Data under study Start Marker

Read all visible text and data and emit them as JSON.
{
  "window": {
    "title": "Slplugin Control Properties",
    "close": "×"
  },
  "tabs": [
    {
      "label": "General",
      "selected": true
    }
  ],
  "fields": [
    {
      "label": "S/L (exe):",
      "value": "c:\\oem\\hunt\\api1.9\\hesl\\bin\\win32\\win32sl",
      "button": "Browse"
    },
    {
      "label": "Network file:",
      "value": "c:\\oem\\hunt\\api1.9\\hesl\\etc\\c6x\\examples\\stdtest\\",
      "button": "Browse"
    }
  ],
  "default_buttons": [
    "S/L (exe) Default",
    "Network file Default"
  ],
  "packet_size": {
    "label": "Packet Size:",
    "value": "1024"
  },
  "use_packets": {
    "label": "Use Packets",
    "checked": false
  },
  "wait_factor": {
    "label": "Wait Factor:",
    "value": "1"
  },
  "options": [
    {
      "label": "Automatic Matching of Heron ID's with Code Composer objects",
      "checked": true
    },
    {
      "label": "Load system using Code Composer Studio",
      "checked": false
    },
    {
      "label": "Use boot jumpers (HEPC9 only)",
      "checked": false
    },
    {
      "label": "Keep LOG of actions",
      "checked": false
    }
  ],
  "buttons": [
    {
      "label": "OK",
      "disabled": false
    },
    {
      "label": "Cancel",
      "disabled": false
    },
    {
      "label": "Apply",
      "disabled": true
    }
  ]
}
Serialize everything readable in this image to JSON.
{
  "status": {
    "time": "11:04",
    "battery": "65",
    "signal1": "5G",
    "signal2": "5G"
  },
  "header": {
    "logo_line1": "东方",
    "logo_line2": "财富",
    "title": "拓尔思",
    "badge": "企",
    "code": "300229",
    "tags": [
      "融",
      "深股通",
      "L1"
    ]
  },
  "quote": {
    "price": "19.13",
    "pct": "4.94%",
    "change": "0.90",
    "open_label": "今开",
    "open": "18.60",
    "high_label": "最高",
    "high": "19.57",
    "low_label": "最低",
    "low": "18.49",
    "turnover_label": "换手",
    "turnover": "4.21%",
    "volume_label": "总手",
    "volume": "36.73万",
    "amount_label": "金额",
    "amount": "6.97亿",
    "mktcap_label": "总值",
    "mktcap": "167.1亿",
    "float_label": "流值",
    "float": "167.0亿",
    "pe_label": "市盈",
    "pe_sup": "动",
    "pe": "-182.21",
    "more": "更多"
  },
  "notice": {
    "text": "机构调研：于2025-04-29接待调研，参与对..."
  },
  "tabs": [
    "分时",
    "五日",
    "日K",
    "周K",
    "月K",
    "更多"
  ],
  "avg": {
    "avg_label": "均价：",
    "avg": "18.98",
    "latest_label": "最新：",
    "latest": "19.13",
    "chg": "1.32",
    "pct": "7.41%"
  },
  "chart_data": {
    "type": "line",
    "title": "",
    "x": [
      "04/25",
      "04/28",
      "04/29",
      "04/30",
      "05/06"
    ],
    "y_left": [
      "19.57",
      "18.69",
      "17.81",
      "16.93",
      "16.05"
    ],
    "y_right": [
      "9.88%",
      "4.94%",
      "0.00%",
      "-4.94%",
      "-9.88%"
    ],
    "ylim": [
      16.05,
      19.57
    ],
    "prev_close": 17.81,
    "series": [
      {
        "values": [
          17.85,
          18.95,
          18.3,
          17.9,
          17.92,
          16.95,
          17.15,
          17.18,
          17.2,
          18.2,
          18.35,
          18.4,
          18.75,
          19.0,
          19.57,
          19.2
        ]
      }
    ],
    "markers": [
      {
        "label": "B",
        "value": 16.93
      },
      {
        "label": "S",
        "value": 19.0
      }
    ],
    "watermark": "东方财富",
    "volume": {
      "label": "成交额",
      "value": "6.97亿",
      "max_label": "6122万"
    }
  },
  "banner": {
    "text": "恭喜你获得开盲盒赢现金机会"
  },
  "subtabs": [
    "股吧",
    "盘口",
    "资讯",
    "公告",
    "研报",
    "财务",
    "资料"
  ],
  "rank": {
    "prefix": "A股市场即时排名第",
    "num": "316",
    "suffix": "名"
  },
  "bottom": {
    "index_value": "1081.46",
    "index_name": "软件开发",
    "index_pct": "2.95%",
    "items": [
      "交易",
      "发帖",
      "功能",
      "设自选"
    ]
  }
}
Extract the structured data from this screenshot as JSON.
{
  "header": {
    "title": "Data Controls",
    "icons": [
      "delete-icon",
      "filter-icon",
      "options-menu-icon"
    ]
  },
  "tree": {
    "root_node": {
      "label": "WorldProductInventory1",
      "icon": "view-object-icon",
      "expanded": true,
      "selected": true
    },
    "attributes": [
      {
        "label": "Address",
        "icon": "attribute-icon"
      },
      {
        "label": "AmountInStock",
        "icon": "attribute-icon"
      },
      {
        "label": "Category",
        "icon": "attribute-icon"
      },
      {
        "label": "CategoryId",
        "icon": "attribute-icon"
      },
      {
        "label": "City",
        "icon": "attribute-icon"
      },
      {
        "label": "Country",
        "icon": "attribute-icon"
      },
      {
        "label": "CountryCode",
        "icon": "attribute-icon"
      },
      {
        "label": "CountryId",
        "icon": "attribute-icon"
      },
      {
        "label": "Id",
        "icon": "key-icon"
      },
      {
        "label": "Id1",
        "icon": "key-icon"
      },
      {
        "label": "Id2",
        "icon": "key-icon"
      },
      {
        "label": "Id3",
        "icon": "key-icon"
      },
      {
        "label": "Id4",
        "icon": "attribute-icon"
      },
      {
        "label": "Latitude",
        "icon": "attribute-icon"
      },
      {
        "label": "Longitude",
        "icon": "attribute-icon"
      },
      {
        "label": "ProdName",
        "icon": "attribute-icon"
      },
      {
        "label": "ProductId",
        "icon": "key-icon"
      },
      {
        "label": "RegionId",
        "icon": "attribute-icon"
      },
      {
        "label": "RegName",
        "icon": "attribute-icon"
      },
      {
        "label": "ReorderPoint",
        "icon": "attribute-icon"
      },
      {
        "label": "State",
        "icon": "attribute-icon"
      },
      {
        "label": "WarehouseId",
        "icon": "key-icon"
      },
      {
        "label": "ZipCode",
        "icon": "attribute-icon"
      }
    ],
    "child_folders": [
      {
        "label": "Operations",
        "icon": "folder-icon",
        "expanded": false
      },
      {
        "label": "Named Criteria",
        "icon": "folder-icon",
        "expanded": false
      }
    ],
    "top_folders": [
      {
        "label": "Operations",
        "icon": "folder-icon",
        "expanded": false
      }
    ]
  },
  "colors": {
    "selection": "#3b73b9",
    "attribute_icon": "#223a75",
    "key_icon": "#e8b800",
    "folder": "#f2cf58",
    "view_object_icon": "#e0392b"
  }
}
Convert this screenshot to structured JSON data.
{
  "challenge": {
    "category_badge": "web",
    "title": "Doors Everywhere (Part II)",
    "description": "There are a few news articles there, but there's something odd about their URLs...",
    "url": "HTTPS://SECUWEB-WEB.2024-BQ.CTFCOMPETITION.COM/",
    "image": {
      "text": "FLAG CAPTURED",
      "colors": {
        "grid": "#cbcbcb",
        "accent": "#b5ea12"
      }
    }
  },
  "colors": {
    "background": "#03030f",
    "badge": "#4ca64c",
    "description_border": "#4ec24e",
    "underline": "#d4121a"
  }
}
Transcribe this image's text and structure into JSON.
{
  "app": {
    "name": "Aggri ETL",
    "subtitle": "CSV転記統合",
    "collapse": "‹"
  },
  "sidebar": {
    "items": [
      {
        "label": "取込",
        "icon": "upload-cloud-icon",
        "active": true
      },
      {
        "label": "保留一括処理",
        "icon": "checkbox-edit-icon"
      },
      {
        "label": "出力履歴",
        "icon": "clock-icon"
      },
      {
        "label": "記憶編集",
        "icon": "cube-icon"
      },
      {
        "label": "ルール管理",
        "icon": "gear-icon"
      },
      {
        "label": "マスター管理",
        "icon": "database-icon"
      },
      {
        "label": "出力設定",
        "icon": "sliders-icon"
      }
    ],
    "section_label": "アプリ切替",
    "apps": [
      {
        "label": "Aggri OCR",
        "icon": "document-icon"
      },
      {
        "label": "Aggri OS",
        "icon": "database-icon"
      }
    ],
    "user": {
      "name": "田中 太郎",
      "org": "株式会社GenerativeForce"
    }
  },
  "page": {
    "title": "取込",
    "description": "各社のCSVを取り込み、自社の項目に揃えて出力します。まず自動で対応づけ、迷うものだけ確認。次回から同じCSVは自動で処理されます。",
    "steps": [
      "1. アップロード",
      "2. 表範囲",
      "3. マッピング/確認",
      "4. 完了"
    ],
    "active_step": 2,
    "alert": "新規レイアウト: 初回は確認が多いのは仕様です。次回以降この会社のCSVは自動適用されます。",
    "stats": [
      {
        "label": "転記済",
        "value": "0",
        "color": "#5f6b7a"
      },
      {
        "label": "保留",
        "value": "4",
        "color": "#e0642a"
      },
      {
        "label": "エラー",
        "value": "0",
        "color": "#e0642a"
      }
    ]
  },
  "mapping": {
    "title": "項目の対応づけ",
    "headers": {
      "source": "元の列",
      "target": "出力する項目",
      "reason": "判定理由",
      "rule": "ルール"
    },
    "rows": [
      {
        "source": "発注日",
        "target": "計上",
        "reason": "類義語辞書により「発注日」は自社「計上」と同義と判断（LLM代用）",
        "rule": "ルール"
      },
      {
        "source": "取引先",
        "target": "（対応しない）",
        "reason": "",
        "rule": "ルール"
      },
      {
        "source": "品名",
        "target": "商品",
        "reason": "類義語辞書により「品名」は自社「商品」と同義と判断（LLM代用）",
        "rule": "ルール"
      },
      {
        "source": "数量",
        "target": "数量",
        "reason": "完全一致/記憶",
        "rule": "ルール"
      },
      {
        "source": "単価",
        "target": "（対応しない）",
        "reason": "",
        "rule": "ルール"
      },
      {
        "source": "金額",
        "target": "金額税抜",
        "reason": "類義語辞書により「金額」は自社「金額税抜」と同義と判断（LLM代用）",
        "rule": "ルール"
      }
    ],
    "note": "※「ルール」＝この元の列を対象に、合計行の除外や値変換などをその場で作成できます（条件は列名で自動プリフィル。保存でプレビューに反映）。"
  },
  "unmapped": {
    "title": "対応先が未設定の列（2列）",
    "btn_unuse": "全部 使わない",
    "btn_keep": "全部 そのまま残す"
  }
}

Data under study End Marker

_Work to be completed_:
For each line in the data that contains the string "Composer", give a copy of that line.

_Exercise answer_:
      "label": "Automatic Matching of Heron ID's with Code Composer objects",
      "label": "Load system using Code Composer Studio",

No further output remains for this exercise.